This week at Parkland, Dr. Thomas Rose presented an interesting case of pulmonary mucormycosis in a 19-year old presenting in DKA. Fortunately, through quick identification and appropriate management, the patient is back at home and continuing to improve 6 months after her initial presentation!
Mucormycosis is most common in diabetics, but is also seen in other immunosuppressed patients with hematologic malignancies or following solid organ or hematopoietic stem cell transplant.
Rhino-orbital-cerebral infection is the most common presentation and usually presents as acute sinusitis and can rapidly progress to orbital and cerebral involvement. 70% of rhino-orbital-cerebral infection occurs in diabetics, usually with DKA. Other sites of infection include GI, Renal, Cutaneous, and Pulmonary.
Pulmonary mucormycosis is rare. Reported cases have historically shown that pulmonary disease occurs mostly in diabetics (~50%), hematologic malignancies (~30%), CKD patients (~10%), and organ transplant recipients (~10%).
Presenting symptoms are usually cough and fever. Dr. Rose’s patient presented with no fevers, but thick blood-streaked sputum and AMS in severe DKA. Imaging typically shows consolidations or multiple nodules, often with effusions. Cavities are less commons (~25%), but were seen in our patient as shown below:
Diagnosis can be difficult, and you must have a high index of suspicion given the rapid progression of disease. Bronchoscopy is the most common method of diagnosis, and our patient underwent bronchoscopy and BAL, which grew Rhizopus. Unfortunately, only ~25-50% of cultures are positive, so histology (>90% sensitive) may be needed from bronchoscopic, thorascopic, or open approaches.

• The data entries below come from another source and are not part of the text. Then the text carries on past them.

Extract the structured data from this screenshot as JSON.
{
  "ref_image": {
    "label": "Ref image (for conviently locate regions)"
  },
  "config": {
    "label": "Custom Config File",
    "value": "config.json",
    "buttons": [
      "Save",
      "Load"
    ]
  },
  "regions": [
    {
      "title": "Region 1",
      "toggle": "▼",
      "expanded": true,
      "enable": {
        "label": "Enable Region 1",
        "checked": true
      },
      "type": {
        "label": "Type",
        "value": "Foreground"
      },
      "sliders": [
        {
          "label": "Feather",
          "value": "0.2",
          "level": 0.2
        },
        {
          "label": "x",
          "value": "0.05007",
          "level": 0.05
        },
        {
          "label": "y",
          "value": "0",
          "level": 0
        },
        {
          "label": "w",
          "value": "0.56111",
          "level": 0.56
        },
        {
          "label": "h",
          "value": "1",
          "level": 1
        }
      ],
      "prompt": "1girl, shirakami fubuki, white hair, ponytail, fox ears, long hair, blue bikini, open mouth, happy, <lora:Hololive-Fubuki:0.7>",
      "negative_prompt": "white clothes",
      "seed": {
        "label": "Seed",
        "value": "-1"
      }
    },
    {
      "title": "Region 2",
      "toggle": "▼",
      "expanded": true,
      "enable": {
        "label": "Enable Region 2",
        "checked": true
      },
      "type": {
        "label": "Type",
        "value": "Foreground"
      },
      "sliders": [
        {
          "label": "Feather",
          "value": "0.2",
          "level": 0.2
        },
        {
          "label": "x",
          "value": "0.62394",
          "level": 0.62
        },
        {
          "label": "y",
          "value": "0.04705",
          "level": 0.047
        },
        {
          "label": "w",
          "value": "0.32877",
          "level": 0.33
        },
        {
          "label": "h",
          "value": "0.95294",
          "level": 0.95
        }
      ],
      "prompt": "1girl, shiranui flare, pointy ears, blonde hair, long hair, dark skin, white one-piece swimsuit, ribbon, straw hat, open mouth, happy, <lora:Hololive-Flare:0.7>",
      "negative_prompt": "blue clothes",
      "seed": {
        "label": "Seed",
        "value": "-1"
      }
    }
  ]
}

Treatment is most effective with a combined medical and surgical approach with all efforts to control the underlying disease (DKA, immunosuppression). IV amphotericin is the drug of choice and should be started as soon as possible – delay in treatment >6 days in those with hematologic malignancies resulted in a 2-fold increased in mortality. Equally important is aggressive surgical debridement to prevent further invasion into surrounding structures. After several weeks of amphotericin with favorable clinical response, patients can be stepped down to posaconazole or isavuconazole to be continued until clinic resolution and reversal of underlying immunosuppression, if feasible.
Outcome is poor for all forms of mucormycosis, but survival seems to be increasing. Rhinocerebral disease mortality ranges from 25-62%, and prognosis is best in those with disease confined to sinuses. Pulmonary disease, on the other hand, has mortality rates ranging from ~45-87%, due to difficulty with surgical cures, complications of massive hemoptysis, and the severity of underlying conditions.
Great job to the team on identifying the disease early and effectively treating this young woman! She was appropriately started on amphotericin and underwent multiple lobectomies. For antifungal therapy, she completed 3 months of amphotericin before she was stepped down to isavuconazole. She is now back at home and continuing to improve!
Lee FY, Mossad SB, Adal KA. Pulmonary mucormycosis: the last 30 years. Arch Intern Med 1999; 159:1301.
Chamilos G, Lewis RE, Kontoyiannis DP. Delaying amphotericin B-based frontline therapy significantly increases mortality among patients with hematologic malignancy who have zygomycosis. Clin Infect Dis 2008; 47:503.